Americans rate “improving schools and education” as a top priority over any other issue. Fifty-nine percent said education was a “top priority” and another 28 percent said it was an “above average” priority (a total of 87 percent showing strong support for education). Seventy-nine percent of blacks and 56 percent of whites said education was a “top priority” (the highest for both groups). This top ranking on the SRC survey parallels a steady climb by education on the University of Chicago National Opinion Research Center’s General Social Survey (GSS) from 6th and 5th place rankings in the 1970s.

People surveyed were asked to consider a variety of specific programs to reduce inequality in education. Even in the face of difficult trade-offs, large majorities, often more than seven out of ten, said they favored a host of specific educational remedies:

  • Providing more scholarship aid to black (75 percent) and low-income (88 percent) college students;
  • Providing tax breaks to low-income families for college tuition (84 percent);
  • Expanding early education programs such as Head Start (82 percent);
  • Equalizing per-pupil spending across public school district lines (88 percent); and
  • Reserving college openings for black students if not doing so would mean black students would be badly underrepresented on campus (67 percent).

Support is evident for improving the educational opportunities at all levels for black students, from the 82 percent who support Head Start to the 75 percent who favor “providing more financial aid for black college students who maintain good grades.”

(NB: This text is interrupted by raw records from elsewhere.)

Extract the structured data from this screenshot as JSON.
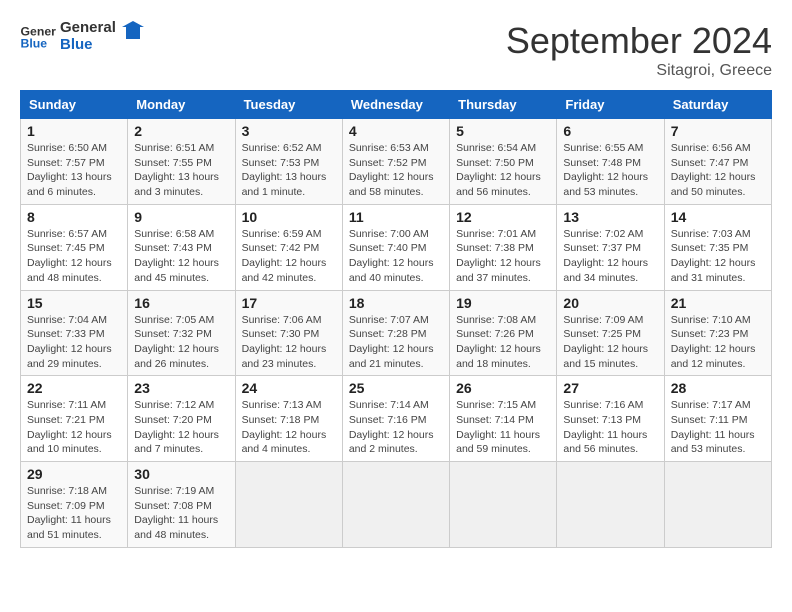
{
  "header": {
    "logo_general": "General",
    "logo_blue": "Blue",
    "month_year": "September 2024",
    "location": "Sitagroi, Greece"
  },
  "weekdays": [
    "Sunday",
    "Monday",
    "Tuesday",
    "Wednesday",
    "Thursday",
    "Friday",
    "Saturday"
  ],
  "weeks": [
    [
      {
        "day": "1",
        "info": "Sunrise: 6:50 AM\nSunset: 7:57 PM\nDaylight: 13 hours\nand 6 minutes."
      },
      {
        "day": "2",
        "info": "Sunrise: 6:51 AM\nSunset: 7:55 PM\nDaylight: 13 hours\nand 3 minutes."
      },
      {
        "day": "3",
        "info": "Sunrise: 6:52 AM\nSunset: 7:53 PM\nDaylight: 13 hours\nand 1 minute."
      },
      {
        "day": "4",
        "info": "Sunrise: 6:53 AM\nSunset: 7:52 PM\nDaylight: 12 hours\nand 58 minutes."
      },
      {
        "day": "5",
        "info": "Sunrise: 6:54 AM\nSunset: 7:50 PM\nDaylight: 12 hours\nand 56 minutes."
      },
      {
        "day": "6",
        "info": "Sunrise: 6:55 AM\nSunset: 7:48 PM\nDaylight: 12 hours\nand 53 minutes."
      },
      {
        "day": "7",
        "info": "Sunrise: 6:56 AM\nSunset: 7:47 PM\nDaylight: 12 hours\nand 50 minutes."
      }
    ],
    [
      {
        "day": "8",
        "info": "Sunrise: 6:57 AM\nSunset: 7:45 PM\nDaylight: 12 hours\nand 48 minutes."
      },
      {
        "day": "9",
        "info": "Sunrise: 6:58 AM\nSunset: 7:43 PM\nDaylight: 12 hours\nand 45 minutes."
      },
      {
        "day": "10",
        "info": "Sunrise: 6:59 AM\nSunset: 7:42 PM\nDaylight: 12 hours\nand 42 minutes."
      },
      {
        "day": "11",
        "info": "Sunrise: 7:00 AM\nSunset: 7:40 PM\nDaylight: 12 hours\nand 40 minutes."
      },
      {
        "day": "12",
        "info": "Sunrise: 7:01 AM\nSunset: 7:38 PM\nDaylight: 12 hours\nand 37 minutes."
      },
      {
        "day": "13",
        "info": "Sunrise: 7:02 AM\nSunset: 7:37 PM\nDaylight: 12 hours\nand 34 minutes."
      },
      {
        "day": "14",
        "info": "Sunrise: 7:03 AM\nSunset: 7:35 PM\nDaylight: 12 hours\nand 31 minutes."
      }
    ],
    [
      {
        "day": "15",
        "info": "Sunrise: 7:04 AM\nSunset: 7:33 PM\nDaylight: 12 hours\nand 29 minutes."
      },
      {
        "day": "16",
        "info": "Sunrise: 7:05 AM\nSunset: 7:32 PM\nDaylight: 12 hours\nand 26 minutes."
      },
      {
        "day": "17",
        "info": "Sunrise: 7:06 AM\nSunset: 7:30 PM\nDaylight: 12 hours\nand 23 minutes."
      },
      {
        "day": "18",
        "info": "Sunrise: 7:07 AM\nSunset: 7:28 PM\nDaylight: 12 hours\nand 21 minutes."
      },
      {
        "day": "19",
        "info": "Sunrise: 7:08 AM\nSunset: 7:26 PM\nDaylight: 12 hours\nand 18 minutes."
      },
      {
        "day": "20",
        "info": "Sunrise: 7:09 AM\nSunset: 7:25 PM\nDaylight: 12 hours\nand 15 minutes."
      },
      {
        "day": "21",
        "info": "Sunrise: 7:10 AM\nSunset: 7:23 PM\nDaylight: 12 hours\nand 12 minutes."
      }
    ],
    [
      {
        "day": "22",
        "info": "Sunrise: 7:11 AM\nSunset: 7:21 PM\nDaylight: 12 hours\nand 10 minutes."
      },
      {
        "day": "23",
        "info": "Sunrise: 7:12 AM\nSunset: 7:20 PM\nDaylight: 12 hours\nand 7 minutes."
      },
      {
        "day": "24",
        "info": "Sunrise: 7:13 AM\nSunset: 7:18 PM\nDaylight: 12 hours\nand 4 minutes."
      },
      {
        "day": "25",
        "info": "Sunrise: 7:14 AM\nSunset: 7:16 PM\nDaylight: 12 hours\nand 2 minutes."
      },
      {
        "day": "26",
        "info": "Sunrise: 7:15 AM\nSunset: 7:14 PM\nDaylight: 11 hours\nand 59 minutes."
      },
      {
        "day": "27",
        "info": "Sunrise: 7:16 AM\nSunset: 7:13 PM\nDaylight: 11 hours\nand 56 minutes."
      },
      {
        "day": "28",
        "info": "Sunrise: 7:17 AM\nSunset: 7:11 PM\nDaylight: 11 hours\nand 53 minutes."
      }
    ],
    [
      {
        "day": "29",
        "info": "Sunrise: 7:18 AM\nSunset: 7:09 PM\nDaylight: 11 hours\nand 51 minutes."
      },
      {
        "day": "30",
        "info": "Sunrise: 7:19 AM\nSunset: 7:08 PM\nDaylight: 11 hours\nand 48 minutes."
      },
      {
        "day": "",
        "info": ""
      },
      {
        "day": "",
        "info": ""
      },
      {
        "day": "",
        "info": ""
      },
      {
        "day": "",
        "info": ""
      },
      {
        "day": "",
        "info": ""
      }
    ]
  ]
}
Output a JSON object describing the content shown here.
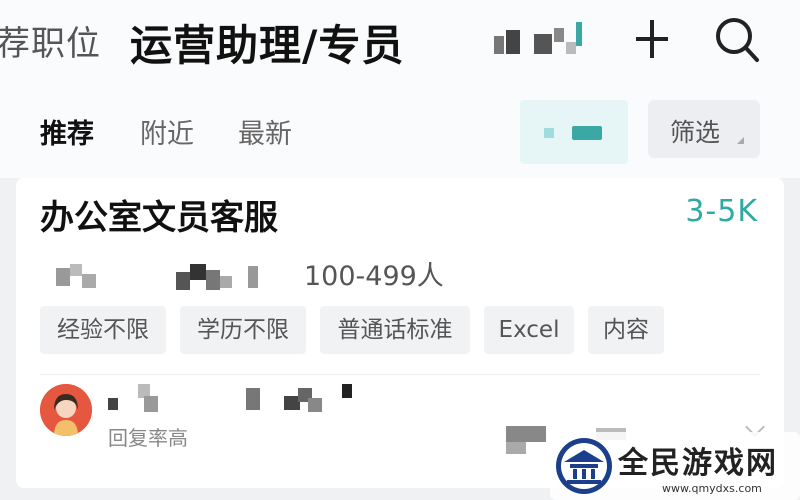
{
  "header": {
    "back_label": "荐职位",
    "title": "运营助理/专员",
    "add_icon": "plus-icon",
    "search_icon": "search-icon"
  },
  "tabs": [
    {
      "label": "推荐",
      "active": true
    },
    {
      "label": "附近",
      "active": false
    },
    {
      "label": "最新",
      "active": false
    }
  ],
  "filter": {
    "label": "筛选",
    "icon": "caret-icon"
  },
  "job": {
    "title": "办公室文员客服",
    "salary": "3-5K",
    "company_size": "100-499人",
    "tags": [
      "经验不限",
      "学历不限",
      "普通话标准",
      "Excel",
      "内容"
    ],
    "recruiter_status": "回复率高"
  },
  "watermark": {
    "text": "全民游戏网",
    "url": "www.qmydxs.com"
  },
  "colors": {
    "accent": "#2fa9a3",
    "avatar": "#e6573f",
    "watermark_blue": "#1c3f8c"
  }
}
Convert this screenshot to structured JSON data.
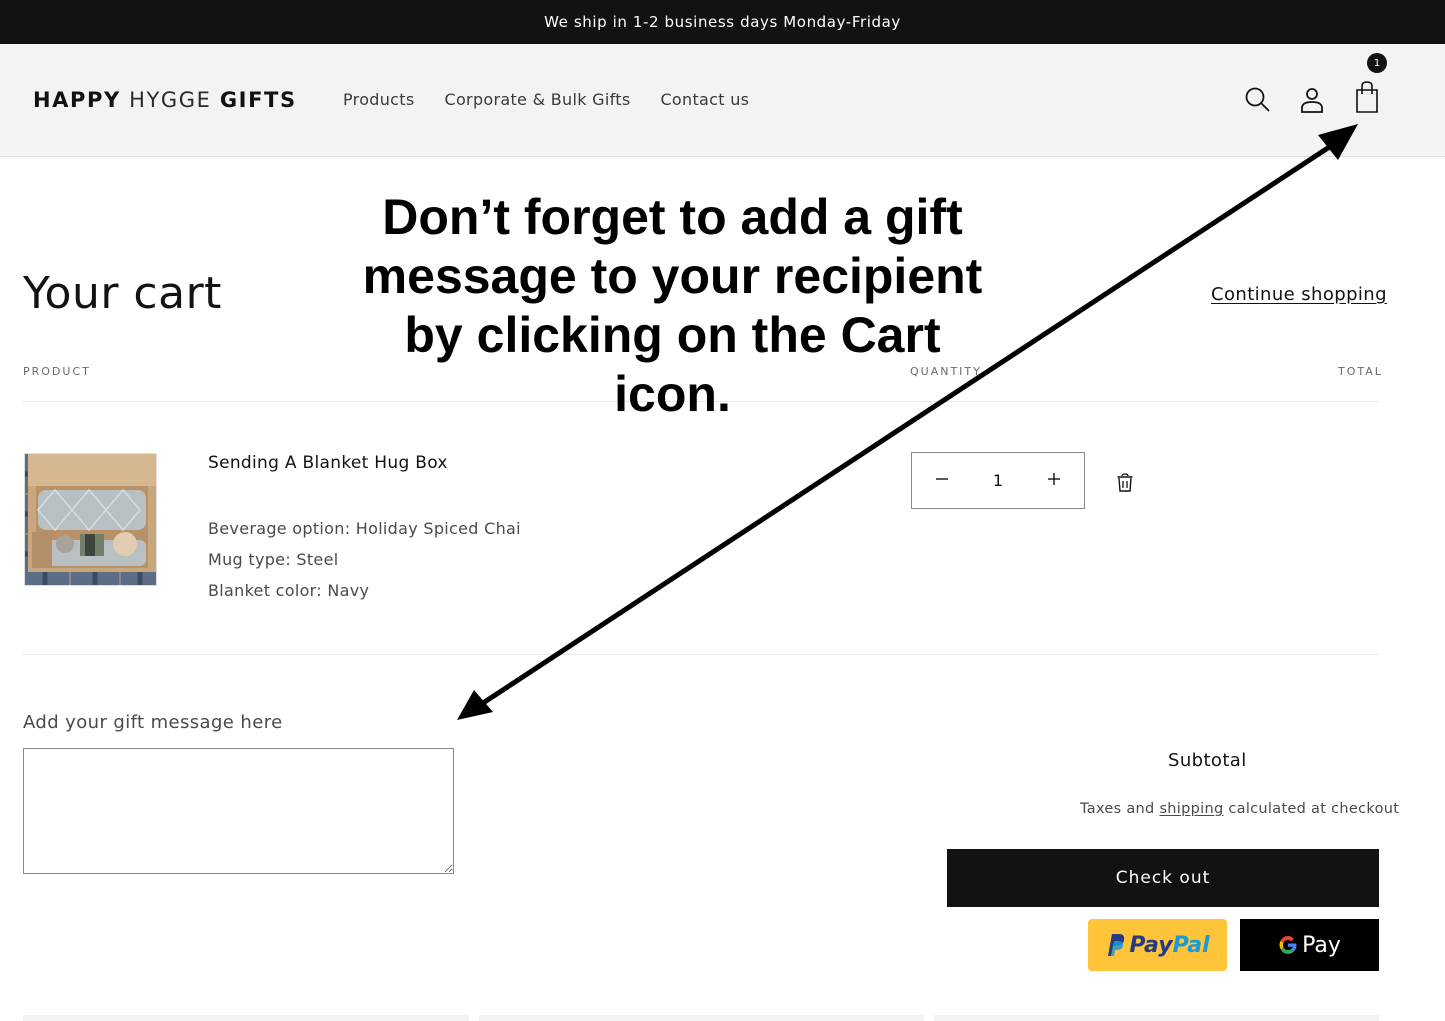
{
  "announcement": "We ship in 1-2 business days Monday-Friday",
  "header": {
    "logo": {
      "part1": "HAPPY",
      "part2": "HYGGE",
      "part3": "GIFTS"
    },
    "nav": [
      "Products",
      "Corporate & Bulk Gifts",
      "Contact us"
    ],
    "icons": [
      "search-icon",
      "account-icon",
      "cart-icon"
    ],
    "cart_count": "1"
  },
  "cart": {
    "title": "Your cart",
    "continue_shopping": "Continue shopping",
    "columns": {
      "product": "PRODUCT",
      "quantity": "QUANTITY",
      "total": "TOTAL"
    },
    "items": [
      {
        "name": "Sending A Blanket Hug Box",
        "options": [
          "Beverage option: Holiday Spiced Chai",
          "Mug type: Steel",
          "Blanket color: Navy"
        ],
        "quantity": "1"
      }
    ],
    "gift_message": {
      "label": "Add your gift message here",
      "value": ""
    },
    "subtotal_label": "Subtotal",
    "taxes_note": {
      "before": "Taxes and ",
      "link": "shipping",
      "after": " calculated at checkout"
    },
    "checkout_label": "Check out",
    "paypal": {
      "part1": "Pay",
      "part2": "Pal"
    },
    "gpay_label": "Pay"
  },
  "annotation": {
    "lines": [
      "Don’t forget to add a gift",
      "message to your recipient",
      "by clicking on the Cart",
      "icon."
    ]
  },
  "colors": {
    "dark": "#121212",
    "header_bg": "#f3f3f3",
    "paypal_yellow": "#ffc439",
    "paypal_navy": "#253b80",
    "paypal_blue": "#179bd7"
  }
}
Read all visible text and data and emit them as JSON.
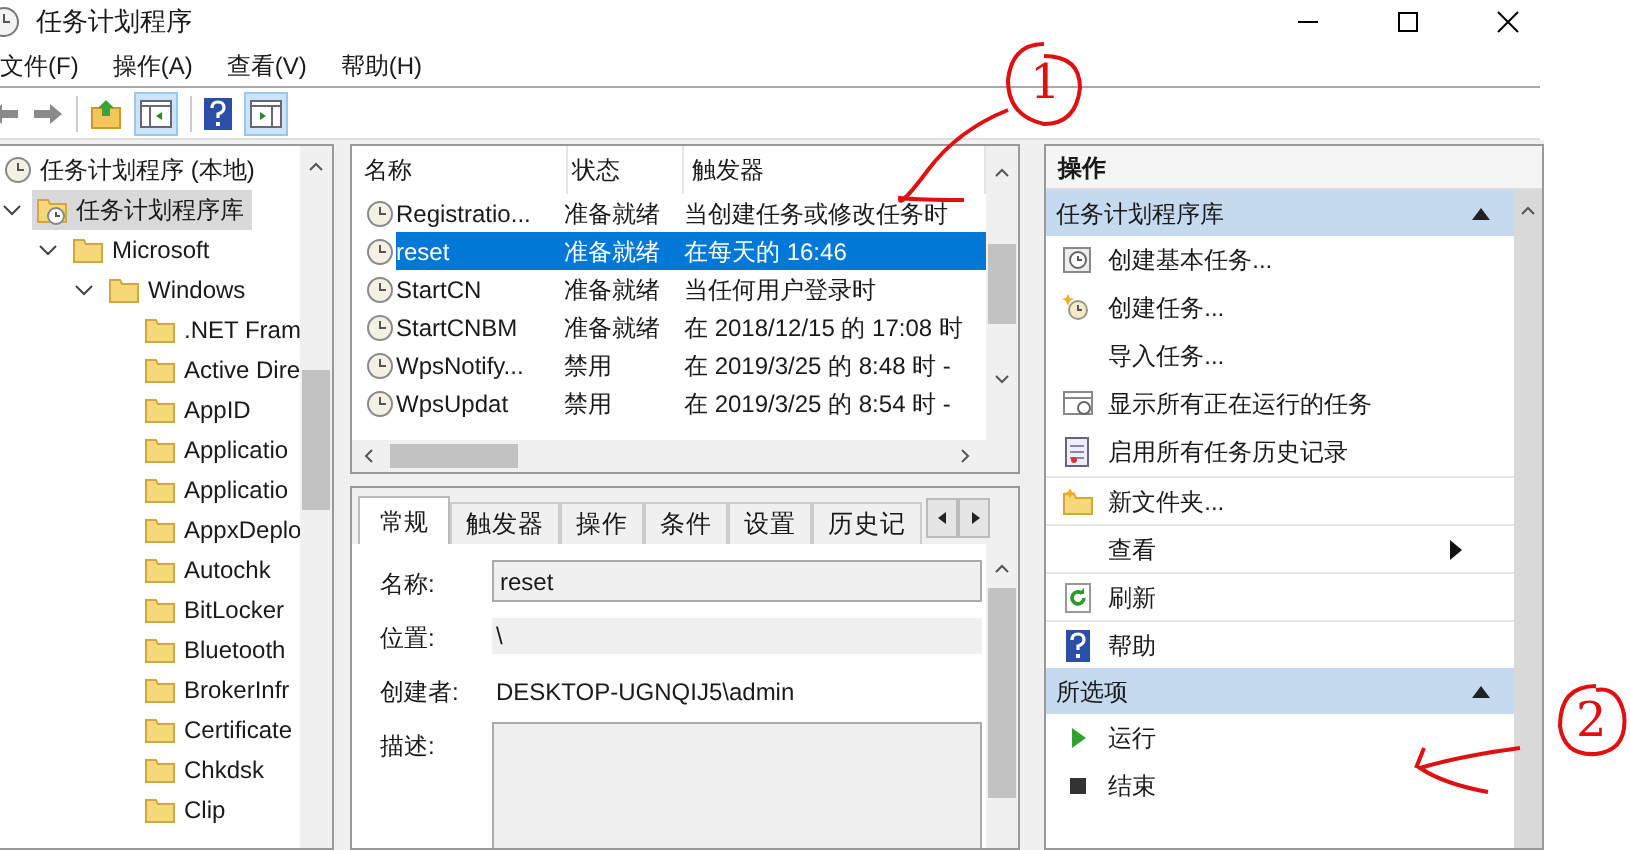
{
  "window": {
    "title": "任务计划程序"
  },
  "menu": [
    "文件(F)",
    "操作(A)",
    "查看(V)",
    "帮助(H)"
  ],
  "tree": [
    {
      "label": "任务计划程序 (本地)",
      "selected": false,
      "children": [
        {
          "label": "任务计划程序库",
          "selected": true,
          "expanded": true,
          "children": [
            {
              "label": "Microsoft",
              "selected": false,
              "expanded": true,
              "children": [
                {
                  "label": "Windows",
                  "selected": false,
                  "expanded": true,
                  "children": [
                    {
                      "label": ".NET Fram",
                      "selected": false
                    },
                    {
                      "label": "Active Dire",
                      "selected": false
                    },
                    {
                      "label": "AppID",
                      "selected": false
                    },
                    {
                      "label": "Applicatio",
                      "selected": false
                    },
                    {
                      "label": "Applicatio",
                      "selected": false
                    },
                    {
                      "label": "AppxDeplo",
                      "selected": false
                    },
                    {
                      "label": "Autochk",
                      "selected": false
                    },
                    {
                      "label": "BitLocker",
                      "selected": false
                    },
                    {
                      "label": "Bluetooth",
                      "selected": false
                    },
                    {
                      "label": "BrokerInfr",
                      "selected": false
                    },
                    {
                      "label": "Certificate",
                      "selected": false
                    },
                    {
                      "label": "Chkdsk",
                      "selected": false
                    },
                    {
                      "label": "Clip",
                      "selected": false
                    }
                  ]
                }
              ]
            }
          ]
        }
      ]
    }
  ],
  "tasks": {
    "columns": [
      "名称",
      "状态",
      "触发器"
    ],
    "rows": [
      {
        "name": "Registratio...",
        "status": "准备就绪",
        "trigger": "当创建任务或修改任务时",
        "selected": false
      },
      {
        "name": "reset",
        "status": "准备就绪",
        "trigger": "在每天的 16:46",
        "selected": true
      },
      {
        "name": "StartCN",
        "status": "准备就绪",
        "trigger": "当任何用户登录时",
        "selected": false
      },
      {
        "name": "StartCNBM",
        "status": "准备就绪",
        "trigger": "在 2018/12/15 的 17:08 时",
        "selected": false
      },
      {
        "name": "WpsNotify...",
        "status": "禁用",
        "trigger": "在 2019/3/25 的 8:48 时 -",
        "selected": false
      },
      {
        "name": "WpsUpdat",
        "status": "禁用",
        "trigger": "在 2019/3/25 的 8:54 时 -",
        "selected": false
      }
    ]
  },
  "details": {
    "tabs": [
      {
        "label": "常规",
        "selected": true
      },
      {
        "label": "触发器",
        "selected": false
      },
      {
        "label": "操作",
        "selected": false
      },
      {
        "label": "条件",
        "selected": false
      },
      {
        "label": "设置",
        "selected": false
      },
      {
        "label": "历史记",
        "selected": false
      }
    ],
    "fields": [
      {
        "label": "名称:",
        "kind": "input",
        "value": "reset"
      },
      {
        "label": "位置:",
        "kind": "readonly",
        "value": "\\"
      },
      {
        "label": "创建者:",
        "kind": "text",
        "value": "DESKTOP-UGNQIJ5\\admin"
      },
      {
        "label": "描述:",
        "kind": "textarea"
      }
    ]
  },
  "actions": {
    "title": "操作",
    "sections": [
      {
        "title": "任务计划程序库",
        "expanded": true,
        "items": [
          {
            "label": "创建基本任务...",
            "kind": "basic-task"
          },
          {
            "label": "创建任务...",
            "kind": "new-task"
          },
          {
            "label": "导入任务...",
            "kind": "plain"
          },
          {
            "label": "显示所有正在运行的任务",
            "kind": "running"
          },
          {
            "label": "启用所有任务历史记录",
            "kind": "history"
          },
          {
            "label": "新文件夹...",
            "kind": "folder"
          },
          {
            "label": "查看",
            "kind": "plain",
            "submenu": true
          },
          {
            "label": "刷新",
            "kind": "refresh"
          },
          {
            "label": "帮助",
            "kind": "help"
          }
        ]
      },
      {
        "title": "所选项",
        "expanded": true,
        "items": [
          {
            "label": "运行",
            "kind": "run"
          },
          {
            "label": "结束",
            "kind": "stop"
          }
        ]
      }
    ]
  },
  "annotations": [
    {
      "label": "1"
    },
    {
      "label": "2"
    }
  ]
}
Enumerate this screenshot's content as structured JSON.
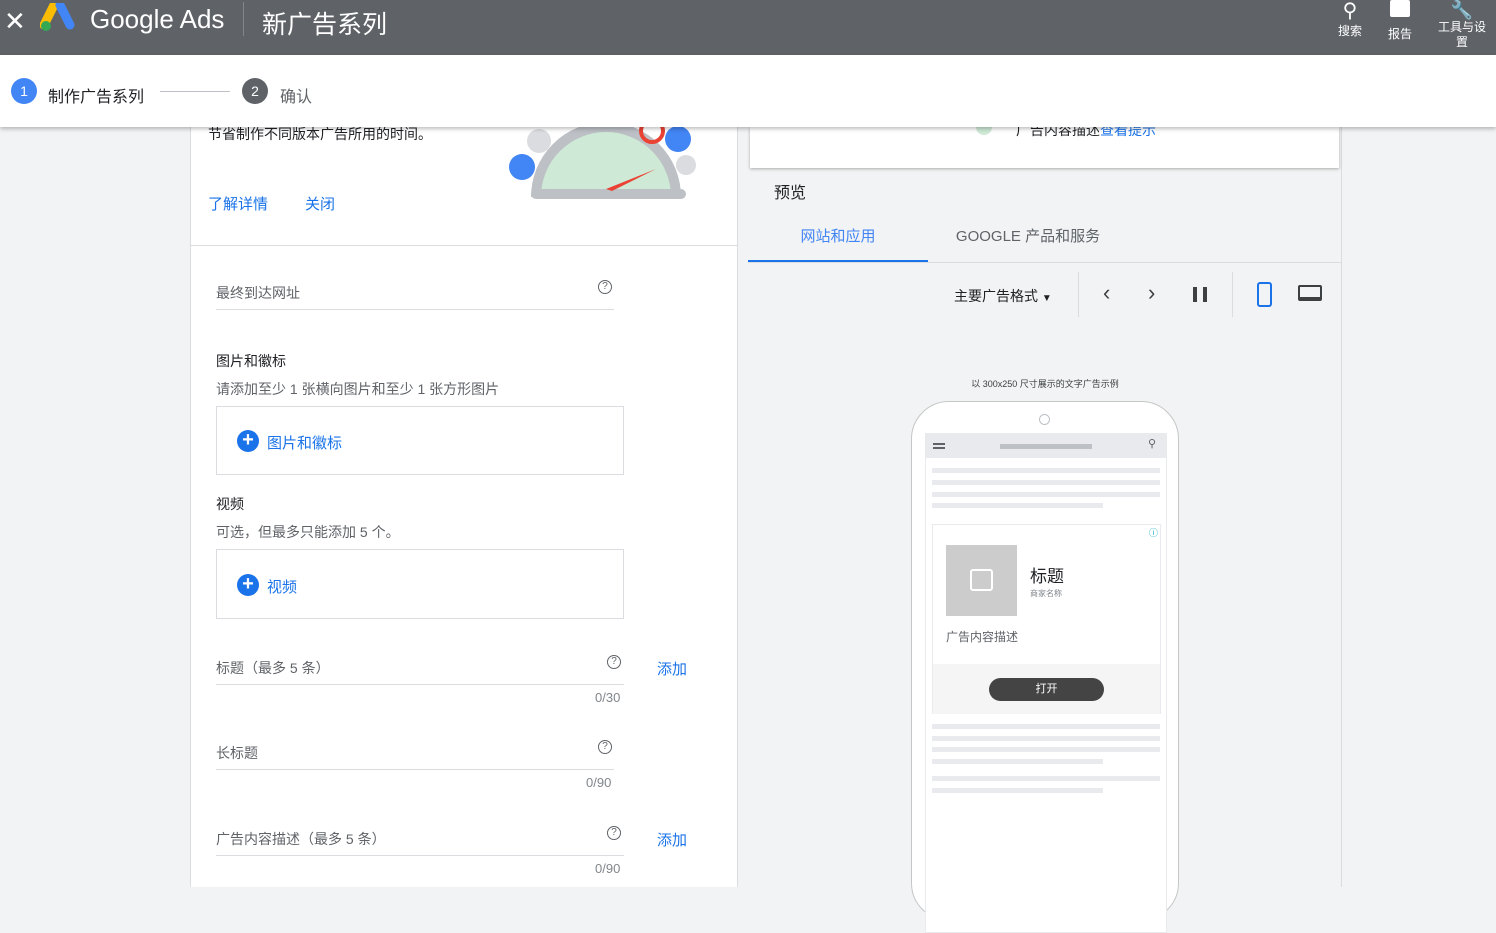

College admissions policies were given particular attention in the study, which found that support for college admissions policies to aid black students gains considerably more ground when the implications of abandoning affirmative action are considered. While only 45 percent favored the idea of reserving college openings for black students, many changed their minds and gave the proposal majority support (67 percent), if not doing so would mean black students will be badly underrepresented on campus. The 52 percent who opposed reserving openings for black students in the questions mentioning discrimination were asked if they would “still feel that way if it meant that black students who are likely to do well in college would be badly under-represented among students.” About 44 percent said “no” which means that after bringing up this consequence only 23 percent were still opposed to assisting black students in getting into college even if it led to black students being under-represented. Respondents found combating discrimination and maintaining diversity about equally compelling as arguments for reserving college openings for black students.